LISBON, 1943: When her cover is blown, SOE agent Elisabeth de Mornay flees Paris. Pursued by the Gestapo, she makes her way to neutral Lisbon, where Europe’s elite rub shoulders with diplomats, businessmen, smugglers, and spies. There she receives new orders – and a new identity.
Posing as wealthy French widow Solange Verin, Elisabeth must infiltrate a German espionage ring targeting Allied ships, before more British servicemen are killed.
The closer Elisabeth comes to discovering the truth, the greater the risk grows. With a German officer watching her every step, it will take all of Elisabeth’s resourcefulness and determination to complete her mission.
But in a city where no one is who they claim to be, who can she trust?
I don’t read a lot of spy / espionage fiction – it’s a genre that just doesn’t hold that much appeal. That said, I was intrigued by Mara Timon’s debut, City of Spies, as soon as I heard about it, my interest piqued by the female protagonist, Elisabeth de Mornay – code name Cécile – and I was delighted to win a proof of the novel from the publisher, Zaffre Books, in a Twitter giveaway earlier this year. And I really enjoyed it! I loved the insight into the life of a female operative during World War II, and I found City of Spies to be an engaging and entertaining read.
Elisabeth / Cécile / Solange – as she becomes in Lisbon – is a fantastic character. Her background makes her an ideal candidate for the role, having been estranged from her family due to her choice of husband, a man who later died when his submarine was bombed earlier in the war. I loved seeing her at work throughout the novel – trying to work out who could be trusted, and how far, as well as puzzling out the smuggling operation that she stumbles across in her investigations. She is bold and brave, and with just the right amount of recklessness to make her endearing. She is entirely committed to the cause and willing to do whatever it takes, despite the danger inherent in her role.
In the city of spies, no one is who they claim to be…
The plot is exciting and fast-paced throughout. We first meet Cécile in Paris where she is on the run, her cover having been blown by an overly amorous neighbour whose affections were unwanted and unreturned. From there, it’s a difficult journey with no small amount of hardship along the way, before she eventually lands in the ostensibly neutral Portugal. Working with her godfather, Matthew Harrington, she poses as well to do French widow Solange Verin, and begins to mingle with the expats and locals in order to find out more about the German operations. It’s a difficult role – and the supposed neutrality mean that anyone could be a spy for one side or another, and there are plenty there who have their own agenda.
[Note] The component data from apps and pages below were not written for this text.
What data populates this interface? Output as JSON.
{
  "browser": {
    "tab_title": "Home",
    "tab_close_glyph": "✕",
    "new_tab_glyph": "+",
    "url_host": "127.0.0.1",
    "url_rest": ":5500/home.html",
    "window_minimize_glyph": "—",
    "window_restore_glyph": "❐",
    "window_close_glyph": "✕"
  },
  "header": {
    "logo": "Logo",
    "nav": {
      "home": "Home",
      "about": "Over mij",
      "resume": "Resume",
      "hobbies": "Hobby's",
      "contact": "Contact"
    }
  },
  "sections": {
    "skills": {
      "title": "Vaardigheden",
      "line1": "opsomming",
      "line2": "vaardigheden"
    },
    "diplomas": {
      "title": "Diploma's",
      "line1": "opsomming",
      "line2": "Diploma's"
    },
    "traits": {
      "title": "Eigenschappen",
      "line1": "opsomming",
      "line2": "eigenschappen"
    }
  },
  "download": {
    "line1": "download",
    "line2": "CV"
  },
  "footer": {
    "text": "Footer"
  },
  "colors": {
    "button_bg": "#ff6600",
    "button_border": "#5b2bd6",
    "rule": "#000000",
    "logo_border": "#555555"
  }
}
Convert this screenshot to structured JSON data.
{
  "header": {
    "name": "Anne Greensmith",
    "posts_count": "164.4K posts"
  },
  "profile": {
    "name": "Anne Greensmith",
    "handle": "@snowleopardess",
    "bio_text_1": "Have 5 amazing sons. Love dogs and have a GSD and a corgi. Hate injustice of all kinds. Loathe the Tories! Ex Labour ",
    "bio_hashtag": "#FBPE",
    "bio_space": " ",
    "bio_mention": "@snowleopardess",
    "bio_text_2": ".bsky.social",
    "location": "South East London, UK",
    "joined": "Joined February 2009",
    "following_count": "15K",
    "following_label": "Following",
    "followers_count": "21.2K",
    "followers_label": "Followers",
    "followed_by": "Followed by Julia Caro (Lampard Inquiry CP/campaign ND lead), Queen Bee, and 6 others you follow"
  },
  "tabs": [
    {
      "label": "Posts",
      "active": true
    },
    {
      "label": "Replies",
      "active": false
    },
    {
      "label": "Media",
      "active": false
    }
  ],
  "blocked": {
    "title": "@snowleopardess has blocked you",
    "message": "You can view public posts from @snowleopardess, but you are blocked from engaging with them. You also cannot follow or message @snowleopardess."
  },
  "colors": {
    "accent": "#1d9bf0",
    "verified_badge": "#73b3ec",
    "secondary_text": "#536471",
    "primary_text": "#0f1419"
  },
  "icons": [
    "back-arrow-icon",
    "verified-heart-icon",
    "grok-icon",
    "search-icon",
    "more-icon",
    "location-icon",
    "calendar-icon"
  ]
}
City of Spies is a very welcome addition to the espionage genre for me, and I enjoyed it much more than I have other novels of this kind. It will be published on 17 September by Zaffre Books.